“As it neared the top of the grade, which had so discouraged the larger engines, it went more slowly. However, it still kept saying, ‘I--think--I--can, I--think--I--can.’– Watty Piper, The Little Engine That Could, 1930.

The Little Engine That Could is being played out in a very real way in today’s manufacturing world. As most of us pay attention to the largest players in the automotive industry, one smaller automotive manufacturer, in a largely ignored part of the world, is demonstrating that it is the company that bears watching.

Tata Motors Ltd. first grabbed worldwide headlines in January when it unveiled its Nano. This “car,” which the company admits is more of a glorified scooter, captured the imagination of the world because of its low price ($2,500) and the story behind its origin-the chairman of Tata reportedly saw a family of five riding home through the rain on a scooter and thought there had to be a better solution. It also caught the attention of other, larger car manufacturers. Toyota and General Motors both announced they would investigate the feasibility of creating a similar vehicle for the market.

In March, Tata announced it had purchased Jaguar and Land Rover, from Ford Motor Co., for a combined U.S. $1.7 billion, almost a third of what Ford paid for these brands more than eight years ago. This news is welcome as it is widely expected that Tata will invest heavily in developing Jaguar and Rover to compete with brands such as BMW AG.

Investigating Tata Motors further (www.tatamotors.com), one finds this India-based company is far bigger than one might imagine. They manufacture an extensive line of passenger cars, utility vehicles, trucks, buses and defense vehicles for use in India, as well as for export. The company had revenues of U.S. $7.2 billion in 2006-2007 and is emerging as a global player.

Tata Motors is simply one success story in a chain of many more successful India success stories. Similar success stories are leading to a larger role in the global marketplace for India. Long overlooked because of the dominance of its neighbor China, India holds more promise for U.S. manufacturers.

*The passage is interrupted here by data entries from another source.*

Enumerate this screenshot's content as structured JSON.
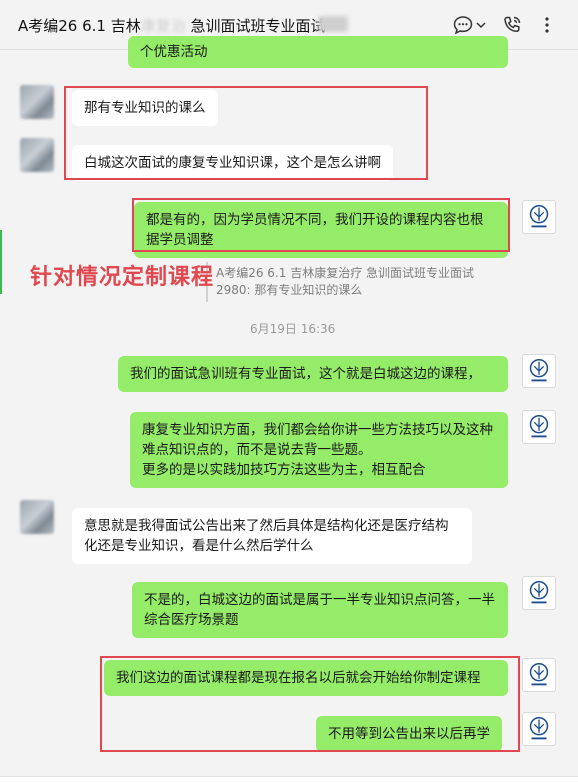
{
  "window": {
    "title": "A考编26 6.1 吉林",
    "title_rest": "急训面试班专业面试"
  },
  "icons": {
    "chat_bubble": "chat-more-icon",
    "dropdown": "chevron-down-icon",
    "call": "phone-call-icon",
    "more": "more-vertical-icon"
  },
  "colors": {
    "my_bubble": "#95ec69",
    "other_bubble": "#ffffff",
    "highlight_box": "#e0474f"
  },
  "messages": {
    "top_partial": "个优惠活动",
    "m1": "那有专业知识的课么",
    "m2": "白城这次面试的康复专业知识课，这个是怎么讲啊",
    "m3": "都是有的，因为学员情况不同，我们开设的课程内容也根据学员调整",
    "quote": "A考编26 6.1 吉林康复治疗 急训面试班专业面试2980: 那有专业知识的课么",
    "timestamp": "6月19日 16:36",
    "m4": "我们的面试急训班有专业面试，这个就是白城这边的课程，",
    "m5_line1": "康复专业知识方面，我们都会给你讲一些方法技巧以及这种难点知识点的，而不是说去背一些题。",
    "m5_line2": "更多的是以实践加技巧方法这些为主，相互配合",
    "m6": "意思就是我得面试公告出来了然后具体是结构化还是医疗结构化还是专业知识，看是什么然后学什么",
    "m7": "不是的，白城这边的面试是属于一半专业知识点问答，一半综合医疗场景题",
    "m8": "我们这边的面试课程都是现在报名以后就会开始给你制定课程",
    "m9": "不用等到公告出来以后再学"
  },
  "annotation": {
    "caption": "针对情况定制课程"
  }
}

At a recent meeting held in the Washington, D.C. area, U.S. business leaders heard some of the U.S.-India business opportunities that exist, and learned of the potential for India’s continued growth. Whereas China still presents many obstacles to U.S. manufacturers-language, culture, government, social policies, intellectual property rights, etc.-that may make it difficult to fully realize the potential opportunity that exists there, India promises a friendlier environment to U.S. companies.

The official language for business is English. The government is the world’s largest democracy, legal rights exist for foreign companies that locate and manufacture in India. The workforce is well-educated. India is a powerhouse when it comes to economic growth. India has the second largest population in the world with 1.12 billion people. India has a gross domestic product of U.S. $4.72 trillion, the third largest purchasing power in the world; and with a real 2007 economic growth rate of 9.7%, it is the fastest growing economy in the world.

Of course, India has hurdles to overcome. Not all of India’s states have the necessary infrastructure to support manufacturing. Industrial privatization is a recent development in India, so some states are further ahead than others in welcoming entrepreneurs and established companies. There is still much poverty, and illiteracy exists. However, just as with China and other nations, it is hoped that as the nation moves ahead economically, many of these problems can be aggressively addressed.

In Watty Piper’s children’s book, the “little engine” didn’t get the attention or accolades that the strong or shiny new locomotives received-the little engine was an afterthought. Only when it reached the summit and succeeded, did it get the attention it deserved all along. India is poised to reach the summit in the global marketplace; make sure your company is one of the rail cars it is pulling along.

Have experience in India? Share your thoughts with me at williamst@ qualitymag.com.